YOUR TASK: The required result is each line of the entries below containing the string "this".

(App and web page records)
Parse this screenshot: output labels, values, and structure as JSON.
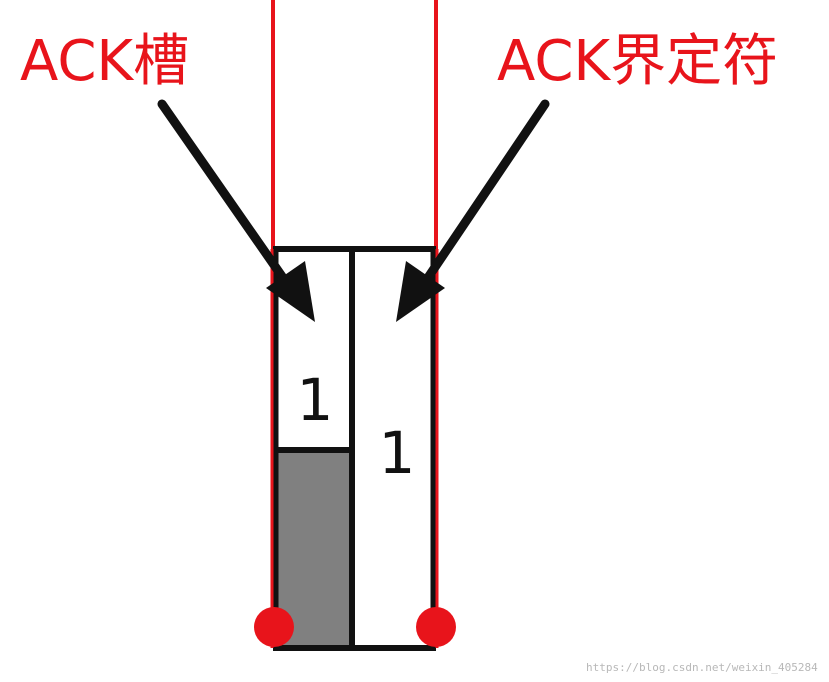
{
  "labels": {
    "ack_slot": "ACK槽",
    "ack_delimiter": "ACK界定符"
  },
  "bits": {
    "ack_slot_value": "1",
    "ack_delimiter_value": "1"
  },
  "watermark": "https://blog.csdn.net/weixin_405284",
  "colors": {
    "red_line": "#e8141b",
    "arrow": "#111111",
    "cell_border": "#111111",
    "dominant_fill": "#808080",
    "background": "#ffffff"
  }
}
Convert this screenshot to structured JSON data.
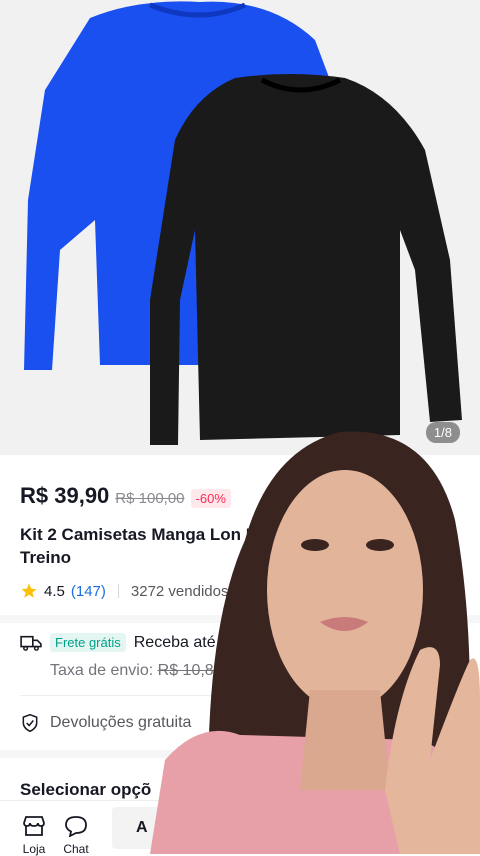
{
  "gallery": {
    "counter": "1/8"
  },
  "product": {
    "price": "R$ 39,90",
    "original_price": "R$ 100,00",
    "discount": "-60%",
    "title": "Kit 2 Camisetas Manga Lon Lisa Treino",
    "rating": "4.5",
    "reviews": "(147)",
    "sold": "3272 vendidos"
  },
  "shipping": {
    "free_badge": "Frete grátis",
    "receive": "Receba até 17",
    "fee_label": "Taxa de envio:",
    "fee_value": "R$ 10,80"
  },
  "returns": {
    "label": "Devoluções gratuita"
  },
  "options": {
    "label": "Selecionar opçõ"
  },
  "bottom_bar": {
    "shop": "Loja",
    "chat": "Chat",
    "add_cart": "A"
  },
  "colors": {
    "blue_shirt": "#1a4ff0",
    "black_shirt": "#1a1a1a",
    "discount": "#fe2c55",
    "free_shipping": "#00a08a",
    "link": "#1c6edf"
  }
}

PROBLEM SOLUTION:
Parse this screenshot: output labels, values, and structure as JSON.
Convert this screenshot to structured JSON data.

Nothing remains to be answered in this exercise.